Now he has been serving up schnitzel, fried potatoes and other German favorites — of course, the tasty Aeppelwoi cider — to customers waiting in a long line of cars.
Late last year — long before most people had heard of the new coronavirus now sweeping the globe — scientists in Germany jumped into action to develop a test for the virus that originated in China.
They had one by mid-January — and labs around the country were ready to start using it just weeks later, around the same time that Europe’s most populous country registered its first case.
“It was clear that if the epidemic swept over here from China, then we had to start testing,” said Hendrik Borucki, a spokesman for Bioscientia Healthcare, which has operated 19 labs in Germany.
That quick work stood in stark contrast to delays and missteps in some other countries. “The reason why we in Germany have so few deaths at the moment compared to the number of infected can be largely explained by the fact that we are doing an extremely large number of lab diagnoses,” said virologist Dr. Christian Drosten, whose team developed the first test for the new virus at Berlin’s Charité hospital — established over 300 years ago to treat plague victims.
A can with apple cider slides down to car from a window of the apple cider restaurant ‘Zum Lahmen Esel’ in Frankfurt, Germany, Friday, April 3, 2020.(AP Photo/Michael Probst)
Metzmacher’s Zum Lahmen Esel restaurant, which has been in operation since 1807, meanwhile, normally would seat 200 people inside and another 200 in an outdoor garden.

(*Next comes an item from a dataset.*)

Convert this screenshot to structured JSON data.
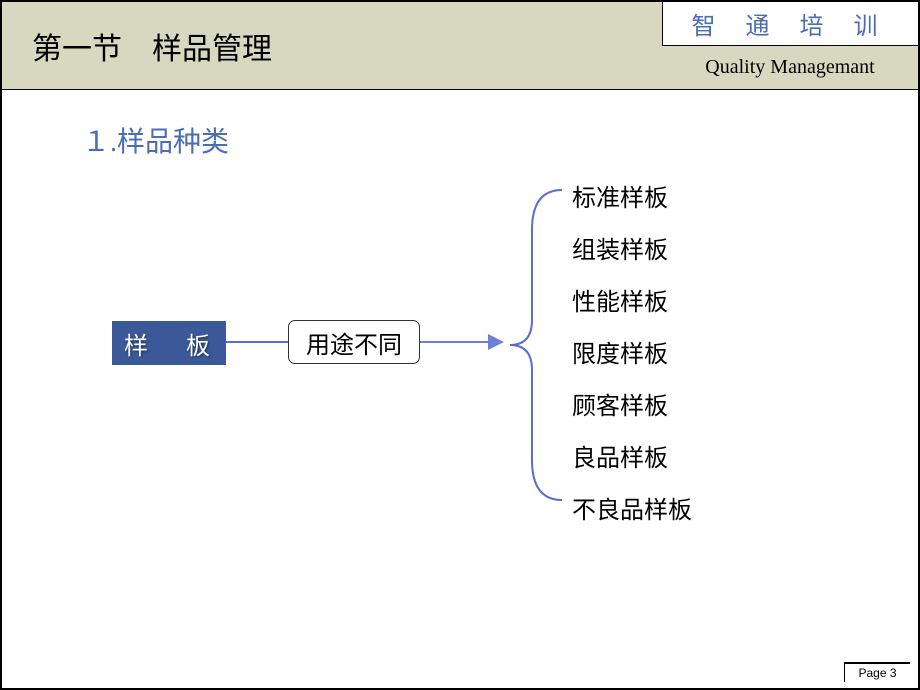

Now, cars have driven up to a small booth in front of the restaurant, where one of Metzmacher’s 36 employees took each order before pushing a plastic tub down a makeshift slide to the car’s window to take payment at a safe distance. Driving ahead, customers would get their orders in another tub pushed to their window.
“It’s going great,” Metzmacher said. “My regulars are supporting me, they’re really happy I’m open.”
Without people sticking around for a few more of the signature ciders, profit margins have been low — but Metzmacher said it’s better than nothing.
“At least we’re carrying on and we’re continuing to work,” he said.
The Associated Press contributed to this report.